● **Records for this task**

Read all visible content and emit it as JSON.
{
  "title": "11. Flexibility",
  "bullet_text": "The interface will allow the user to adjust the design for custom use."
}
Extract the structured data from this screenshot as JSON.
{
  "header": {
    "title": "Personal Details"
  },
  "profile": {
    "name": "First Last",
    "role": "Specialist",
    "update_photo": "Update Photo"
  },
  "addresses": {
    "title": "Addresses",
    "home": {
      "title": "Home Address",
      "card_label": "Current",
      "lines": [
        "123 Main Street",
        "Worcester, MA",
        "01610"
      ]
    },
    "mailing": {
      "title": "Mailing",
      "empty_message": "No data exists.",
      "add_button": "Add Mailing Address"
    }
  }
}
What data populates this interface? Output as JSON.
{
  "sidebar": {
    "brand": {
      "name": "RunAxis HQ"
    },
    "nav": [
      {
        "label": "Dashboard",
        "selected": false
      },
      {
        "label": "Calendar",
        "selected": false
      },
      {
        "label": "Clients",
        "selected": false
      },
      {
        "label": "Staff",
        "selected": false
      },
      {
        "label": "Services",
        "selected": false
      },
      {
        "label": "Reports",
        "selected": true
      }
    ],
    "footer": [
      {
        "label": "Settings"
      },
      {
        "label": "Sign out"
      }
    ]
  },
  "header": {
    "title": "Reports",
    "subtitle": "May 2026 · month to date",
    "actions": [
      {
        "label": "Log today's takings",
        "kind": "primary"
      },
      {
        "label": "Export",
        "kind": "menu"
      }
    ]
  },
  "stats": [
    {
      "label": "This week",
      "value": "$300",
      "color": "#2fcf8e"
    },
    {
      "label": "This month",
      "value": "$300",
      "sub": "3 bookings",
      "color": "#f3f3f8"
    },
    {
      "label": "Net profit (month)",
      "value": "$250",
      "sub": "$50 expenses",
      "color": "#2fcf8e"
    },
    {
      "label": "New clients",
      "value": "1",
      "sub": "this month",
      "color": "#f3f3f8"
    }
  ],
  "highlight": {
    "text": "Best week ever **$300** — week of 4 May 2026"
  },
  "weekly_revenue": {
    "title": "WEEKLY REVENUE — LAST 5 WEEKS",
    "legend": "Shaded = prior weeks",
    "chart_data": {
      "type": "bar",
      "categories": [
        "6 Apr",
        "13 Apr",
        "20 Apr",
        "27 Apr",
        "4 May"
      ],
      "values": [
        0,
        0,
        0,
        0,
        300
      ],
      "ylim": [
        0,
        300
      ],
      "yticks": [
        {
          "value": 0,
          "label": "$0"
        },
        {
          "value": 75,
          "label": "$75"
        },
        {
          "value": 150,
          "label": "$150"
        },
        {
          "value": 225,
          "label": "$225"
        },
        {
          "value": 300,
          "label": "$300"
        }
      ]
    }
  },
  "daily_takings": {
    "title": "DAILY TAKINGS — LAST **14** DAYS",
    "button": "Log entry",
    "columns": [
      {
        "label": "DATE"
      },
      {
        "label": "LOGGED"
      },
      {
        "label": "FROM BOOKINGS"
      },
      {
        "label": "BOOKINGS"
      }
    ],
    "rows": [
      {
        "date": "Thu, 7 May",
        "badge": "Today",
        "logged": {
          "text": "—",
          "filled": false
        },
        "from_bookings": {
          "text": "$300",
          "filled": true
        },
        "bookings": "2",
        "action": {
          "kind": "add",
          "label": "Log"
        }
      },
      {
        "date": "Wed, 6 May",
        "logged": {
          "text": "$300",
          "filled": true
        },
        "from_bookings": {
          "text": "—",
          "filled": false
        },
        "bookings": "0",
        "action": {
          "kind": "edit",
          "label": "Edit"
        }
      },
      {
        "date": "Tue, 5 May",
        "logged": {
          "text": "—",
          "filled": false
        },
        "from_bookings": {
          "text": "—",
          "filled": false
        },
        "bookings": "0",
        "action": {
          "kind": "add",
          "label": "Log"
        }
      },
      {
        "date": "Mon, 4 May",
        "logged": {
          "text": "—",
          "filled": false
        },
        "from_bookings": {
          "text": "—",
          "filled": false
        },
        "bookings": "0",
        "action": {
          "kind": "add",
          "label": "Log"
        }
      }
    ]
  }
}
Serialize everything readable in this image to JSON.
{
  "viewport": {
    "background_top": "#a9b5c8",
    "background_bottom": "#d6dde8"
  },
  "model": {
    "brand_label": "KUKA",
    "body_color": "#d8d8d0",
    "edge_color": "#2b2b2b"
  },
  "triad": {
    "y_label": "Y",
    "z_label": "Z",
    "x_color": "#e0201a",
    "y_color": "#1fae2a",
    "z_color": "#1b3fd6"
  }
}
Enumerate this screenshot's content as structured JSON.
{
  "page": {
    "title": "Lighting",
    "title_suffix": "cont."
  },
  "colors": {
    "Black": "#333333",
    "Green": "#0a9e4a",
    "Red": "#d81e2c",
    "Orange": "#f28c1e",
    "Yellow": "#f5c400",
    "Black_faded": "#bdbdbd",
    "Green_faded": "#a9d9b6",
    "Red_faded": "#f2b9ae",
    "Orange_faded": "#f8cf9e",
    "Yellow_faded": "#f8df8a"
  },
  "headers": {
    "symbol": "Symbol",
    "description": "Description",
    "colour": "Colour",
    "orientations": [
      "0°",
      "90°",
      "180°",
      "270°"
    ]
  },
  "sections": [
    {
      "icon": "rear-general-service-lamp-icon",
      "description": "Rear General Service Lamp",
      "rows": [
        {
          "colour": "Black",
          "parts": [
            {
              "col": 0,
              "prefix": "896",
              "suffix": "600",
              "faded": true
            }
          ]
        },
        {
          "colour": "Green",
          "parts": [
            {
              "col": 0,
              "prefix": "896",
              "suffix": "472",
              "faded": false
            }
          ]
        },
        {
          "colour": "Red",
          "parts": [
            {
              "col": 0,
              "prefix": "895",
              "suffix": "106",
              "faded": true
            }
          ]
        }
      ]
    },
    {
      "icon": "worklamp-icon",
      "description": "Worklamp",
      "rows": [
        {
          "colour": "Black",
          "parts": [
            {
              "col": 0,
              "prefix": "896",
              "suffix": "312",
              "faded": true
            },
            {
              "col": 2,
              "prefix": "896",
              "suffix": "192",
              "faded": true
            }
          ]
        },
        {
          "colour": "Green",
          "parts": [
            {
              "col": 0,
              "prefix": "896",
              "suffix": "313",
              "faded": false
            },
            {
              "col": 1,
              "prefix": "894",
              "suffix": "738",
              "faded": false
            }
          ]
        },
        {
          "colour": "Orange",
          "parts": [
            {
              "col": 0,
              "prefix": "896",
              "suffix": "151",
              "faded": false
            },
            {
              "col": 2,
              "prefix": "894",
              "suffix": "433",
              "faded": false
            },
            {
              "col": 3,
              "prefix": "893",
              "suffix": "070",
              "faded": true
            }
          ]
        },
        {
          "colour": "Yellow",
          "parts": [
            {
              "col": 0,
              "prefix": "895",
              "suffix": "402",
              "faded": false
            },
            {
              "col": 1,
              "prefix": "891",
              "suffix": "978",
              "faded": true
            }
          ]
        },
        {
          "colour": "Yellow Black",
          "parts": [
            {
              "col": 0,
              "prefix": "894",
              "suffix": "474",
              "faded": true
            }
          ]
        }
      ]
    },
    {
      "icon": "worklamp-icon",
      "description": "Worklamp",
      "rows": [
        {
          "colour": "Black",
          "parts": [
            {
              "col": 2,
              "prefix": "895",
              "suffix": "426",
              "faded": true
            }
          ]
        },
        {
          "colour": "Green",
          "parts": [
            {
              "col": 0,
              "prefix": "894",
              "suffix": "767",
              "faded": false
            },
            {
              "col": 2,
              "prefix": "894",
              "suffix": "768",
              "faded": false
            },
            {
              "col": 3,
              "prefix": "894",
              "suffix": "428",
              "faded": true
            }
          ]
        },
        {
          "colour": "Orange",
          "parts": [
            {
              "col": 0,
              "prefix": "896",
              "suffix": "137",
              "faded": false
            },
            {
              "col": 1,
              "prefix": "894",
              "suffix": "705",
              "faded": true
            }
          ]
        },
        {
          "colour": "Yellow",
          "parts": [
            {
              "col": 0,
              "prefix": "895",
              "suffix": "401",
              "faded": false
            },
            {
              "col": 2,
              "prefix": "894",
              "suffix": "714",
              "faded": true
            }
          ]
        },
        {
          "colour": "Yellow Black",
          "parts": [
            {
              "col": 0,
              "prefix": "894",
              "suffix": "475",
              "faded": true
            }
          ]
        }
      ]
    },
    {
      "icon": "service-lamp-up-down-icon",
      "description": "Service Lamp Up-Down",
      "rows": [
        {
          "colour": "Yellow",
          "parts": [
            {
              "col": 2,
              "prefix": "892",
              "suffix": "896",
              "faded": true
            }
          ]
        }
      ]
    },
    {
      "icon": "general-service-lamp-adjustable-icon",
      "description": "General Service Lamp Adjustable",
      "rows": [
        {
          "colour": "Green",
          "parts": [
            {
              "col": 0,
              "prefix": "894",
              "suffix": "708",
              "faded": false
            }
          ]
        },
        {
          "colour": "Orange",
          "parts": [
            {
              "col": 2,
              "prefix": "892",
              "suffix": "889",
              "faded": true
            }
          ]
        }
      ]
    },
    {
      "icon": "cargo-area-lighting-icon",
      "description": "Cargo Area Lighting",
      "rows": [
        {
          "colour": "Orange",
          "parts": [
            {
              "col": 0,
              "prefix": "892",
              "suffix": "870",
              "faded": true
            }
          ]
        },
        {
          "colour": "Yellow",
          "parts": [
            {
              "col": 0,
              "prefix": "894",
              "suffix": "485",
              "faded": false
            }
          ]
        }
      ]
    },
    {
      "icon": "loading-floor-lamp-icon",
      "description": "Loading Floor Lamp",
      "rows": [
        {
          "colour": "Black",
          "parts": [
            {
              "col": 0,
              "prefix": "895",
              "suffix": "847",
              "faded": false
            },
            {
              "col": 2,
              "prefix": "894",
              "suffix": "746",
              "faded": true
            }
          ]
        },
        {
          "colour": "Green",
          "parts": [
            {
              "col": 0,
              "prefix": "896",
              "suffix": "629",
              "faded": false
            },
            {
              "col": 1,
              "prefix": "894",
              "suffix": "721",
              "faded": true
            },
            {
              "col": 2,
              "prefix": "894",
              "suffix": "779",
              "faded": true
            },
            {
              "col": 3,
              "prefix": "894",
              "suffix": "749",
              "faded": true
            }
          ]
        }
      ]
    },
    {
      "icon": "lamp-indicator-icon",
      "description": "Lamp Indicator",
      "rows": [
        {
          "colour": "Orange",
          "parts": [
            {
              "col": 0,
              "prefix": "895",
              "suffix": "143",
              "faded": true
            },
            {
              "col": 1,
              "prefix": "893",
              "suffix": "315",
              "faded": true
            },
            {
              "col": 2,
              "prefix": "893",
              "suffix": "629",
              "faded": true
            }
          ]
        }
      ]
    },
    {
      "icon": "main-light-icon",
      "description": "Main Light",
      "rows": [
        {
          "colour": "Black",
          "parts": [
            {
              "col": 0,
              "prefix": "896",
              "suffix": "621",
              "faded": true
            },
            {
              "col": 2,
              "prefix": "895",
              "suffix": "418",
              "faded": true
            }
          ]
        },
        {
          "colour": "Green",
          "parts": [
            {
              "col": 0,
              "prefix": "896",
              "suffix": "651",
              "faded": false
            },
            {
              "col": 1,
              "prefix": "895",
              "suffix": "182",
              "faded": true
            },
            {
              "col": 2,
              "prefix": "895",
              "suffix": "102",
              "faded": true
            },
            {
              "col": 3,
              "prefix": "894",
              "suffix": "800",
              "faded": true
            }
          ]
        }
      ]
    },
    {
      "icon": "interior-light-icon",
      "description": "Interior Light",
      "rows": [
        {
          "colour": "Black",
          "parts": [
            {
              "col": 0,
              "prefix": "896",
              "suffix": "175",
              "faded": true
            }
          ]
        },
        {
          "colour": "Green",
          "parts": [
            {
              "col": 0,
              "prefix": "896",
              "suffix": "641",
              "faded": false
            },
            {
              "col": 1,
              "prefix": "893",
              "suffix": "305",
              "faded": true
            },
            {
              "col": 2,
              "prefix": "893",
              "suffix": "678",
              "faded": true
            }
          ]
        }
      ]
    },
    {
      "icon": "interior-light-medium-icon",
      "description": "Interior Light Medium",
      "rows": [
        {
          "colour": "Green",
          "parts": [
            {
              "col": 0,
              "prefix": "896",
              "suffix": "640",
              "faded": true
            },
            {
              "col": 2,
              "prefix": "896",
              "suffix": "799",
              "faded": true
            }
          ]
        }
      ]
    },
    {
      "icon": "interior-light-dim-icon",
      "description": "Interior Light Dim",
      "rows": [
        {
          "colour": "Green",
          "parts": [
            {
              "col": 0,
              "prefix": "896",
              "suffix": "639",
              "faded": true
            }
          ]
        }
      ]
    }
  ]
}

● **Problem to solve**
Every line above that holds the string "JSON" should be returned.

● **Exercise result**
Read all visible content and emit it as JSON.
Extract the structured data from this screenshot as JSON.
What data populates this interface? Output as JSON.
Serialize everything readable in this image to JSON.
Enumerate this screenshot's content as structured JSON.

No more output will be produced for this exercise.